About Dr. Atilla Ertan
Dr. Atilla Ertan is a Professor of Medicine in the Gastroenterology and Hepatology Division at the University of Texas Health Science Center at Houston Medical School and Medical Director of the Ertan Digestive Disease Center, the Gastroenterology Center of Excellence at Memorial Hermann- Texas Medical Center in Houston. Dr. Ertan has achieved national and international recognition as an outstanding clinical scientist, educator, researcher, and administrator in the field of gastroenterology. He has published over 160 articles in peer-reviewed journals, book chapters, and books and has received numerous awards and honors. Most recently, Dr. Ertan was chosen out of 250,000 Turkish Americans for his outstanding contributions to Society to receive Turkish American of the Year Award by the Assembly of Turkish American Association in Washington D.C. In October 2003, Dr. Ertan received the Master in Gastroenterology Award from the American College of Gastroenterology (ACG) for his dedicated work with patients and his innovative research efforts. Dr. Ertan also has been named to the Top Doctors List in Houston and in the US since 1995. Learn more about him on his website atillaertan.com.
About Memorial Hermann – Texas Medical Center

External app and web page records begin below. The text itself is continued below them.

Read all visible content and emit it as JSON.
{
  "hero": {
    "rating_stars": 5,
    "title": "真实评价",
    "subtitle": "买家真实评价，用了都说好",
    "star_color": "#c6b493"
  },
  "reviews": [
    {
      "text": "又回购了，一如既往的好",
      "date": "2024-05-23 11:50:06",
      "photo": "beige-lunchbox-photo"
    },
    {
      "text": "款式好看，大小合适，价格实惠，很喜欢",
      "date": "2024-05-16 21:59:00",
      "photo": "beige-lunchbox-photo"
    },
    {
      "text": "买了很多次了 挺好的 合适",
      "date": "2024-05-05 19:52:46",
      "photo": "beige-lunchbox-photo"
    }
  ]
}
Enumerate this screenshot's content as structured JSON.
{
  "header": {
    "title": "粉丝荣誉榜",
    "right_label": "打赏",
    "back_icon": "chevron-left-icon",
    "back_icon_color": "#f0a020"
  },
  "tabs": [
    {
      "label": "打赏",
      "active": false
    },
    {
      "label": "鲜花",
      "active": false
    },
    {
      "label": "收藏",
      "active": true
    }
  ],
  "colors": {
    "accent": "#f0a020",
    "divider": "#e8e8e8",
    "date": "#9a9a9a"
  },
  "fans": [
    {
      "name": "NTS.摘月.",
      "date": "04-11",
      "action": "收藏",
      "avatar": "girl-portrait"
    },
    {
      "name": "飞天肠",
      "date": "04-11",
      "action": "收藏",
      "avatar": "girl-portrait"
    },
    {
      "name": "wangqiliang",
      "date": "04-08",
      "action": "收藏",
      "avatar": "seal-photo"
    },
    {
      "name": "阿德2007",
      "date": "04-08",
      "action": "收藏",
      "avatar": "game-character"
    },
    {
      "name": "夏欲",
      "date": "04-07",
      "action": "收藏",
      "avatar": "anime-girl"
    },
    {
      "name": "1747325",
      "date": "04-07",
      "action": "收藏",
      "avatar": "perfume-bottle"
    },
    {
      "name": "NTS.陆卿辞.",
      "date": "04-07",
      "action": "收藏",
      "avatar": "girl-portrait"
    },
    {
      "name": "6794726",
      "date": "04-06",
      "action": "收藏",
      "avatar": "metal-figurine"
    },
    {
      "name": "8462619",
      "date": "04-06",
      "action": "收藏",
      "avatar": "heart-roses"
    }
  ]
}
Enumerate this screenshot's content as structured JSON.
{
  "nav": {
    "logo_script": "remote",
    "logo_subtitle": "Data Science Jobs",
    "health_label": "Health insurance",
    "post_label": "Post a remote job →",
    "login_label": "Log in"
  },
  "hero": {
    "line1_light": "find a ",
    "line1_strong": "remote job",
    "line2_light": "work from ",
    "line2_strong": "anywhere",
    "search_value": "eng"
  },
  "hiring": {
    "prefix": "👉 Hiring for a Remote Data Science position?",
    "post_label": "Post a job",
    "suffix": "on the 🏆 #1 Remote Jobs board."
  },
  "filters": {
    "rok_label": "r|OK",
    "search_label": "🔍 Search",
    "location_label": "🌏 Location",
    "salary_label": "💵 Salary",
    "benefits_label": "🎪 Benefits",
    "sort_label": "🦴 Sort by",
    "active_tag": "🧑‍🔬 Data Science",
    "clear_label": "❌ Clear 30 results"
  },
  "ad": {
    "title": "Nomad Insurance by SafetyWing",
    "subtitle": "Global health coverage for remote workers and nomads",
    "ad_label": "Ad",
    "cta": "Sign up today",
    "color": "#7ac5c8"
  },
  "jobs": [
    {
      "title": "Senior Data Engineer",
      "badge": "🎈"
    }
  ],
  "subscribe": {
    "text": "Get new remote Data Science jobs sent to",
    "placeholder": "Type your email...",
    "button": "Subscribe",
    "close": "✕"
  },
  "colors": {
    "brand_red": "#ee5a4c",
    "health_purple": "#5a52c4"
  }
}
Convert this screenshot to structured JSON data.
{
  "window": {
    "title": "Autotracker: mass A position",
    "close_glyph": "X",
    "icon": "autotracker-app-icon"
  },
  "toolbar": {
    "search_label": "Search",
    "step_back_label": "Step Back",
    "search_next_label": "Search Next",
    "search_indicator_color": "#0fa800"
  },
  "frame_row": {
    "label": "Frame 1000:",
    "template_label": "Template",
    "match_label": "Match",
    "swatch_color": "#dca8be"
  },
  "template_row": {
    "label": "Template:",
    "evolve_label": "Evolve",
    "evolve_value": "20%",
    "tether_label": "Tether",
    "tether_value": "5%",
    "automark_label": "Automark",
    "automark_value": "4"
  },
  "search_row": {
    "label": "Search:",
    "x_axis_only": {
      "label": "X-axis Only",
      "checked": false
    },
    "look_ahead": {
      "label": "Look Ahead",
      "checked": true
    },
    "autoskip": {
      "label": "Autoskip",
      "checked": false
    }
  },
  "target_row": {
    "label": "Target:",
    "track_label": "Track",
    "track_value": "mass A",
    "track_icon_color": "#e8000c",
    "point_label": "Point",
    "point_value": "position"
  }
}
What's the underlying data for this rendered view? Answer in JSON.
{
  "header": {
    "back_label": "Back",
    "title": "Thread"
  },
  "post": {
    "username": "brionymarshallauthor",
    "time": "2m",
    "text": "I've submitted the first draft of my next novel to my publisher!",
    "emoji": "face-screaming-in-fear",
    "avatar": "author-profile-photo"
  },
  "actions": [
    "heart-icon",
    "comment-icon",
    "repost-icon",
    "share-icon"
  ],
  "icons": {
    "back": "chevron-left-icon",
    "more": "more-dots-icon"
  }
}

Founded in 1925, Memorial Hermann was the first hospital to open in the world-renowned Texas Medical Center in Houston. For more than a century, the hospital has set new standards of care in Texas and across the nation. Built on a long-term affiliation with The University of Texas Health Science Center at Houston (UTHealth) Medical School, Memorial Hermann – TMC and Children’s Memorial Hermann Hospital bring together a world-class team of clinicians, researchers and educators under one roof. The 865-bed Campus provides exceptional care in the areas of trauma, heart, neuroscience, orthopedics, women's health, general surgery, organ transplantation, oncology and more. As a certified Level I trauma center at Memorial Hermann-TMC and Children’s Memorial Hermann Hospital, Memorial Hermann is home to the Texas Trauma Institute and provides 24-hour emergency and trauma care. In 1976, the hospital established Memorial Hermann Life Flight® – the first air ambulance service in Texas – which currently performs more than 3,000 annual missions with a fleet of six state-of-the-art helicopters. Memorial Hermann – TMC encompasses three renowned institutes including the Mischer Neuroscience Institute, the Heart & Vascular Institute and the Ironman Sports Medicine Institute - all offering the latest innovations, technology and treatment. Learn more about Memorial Hermann - Texas Medical Center.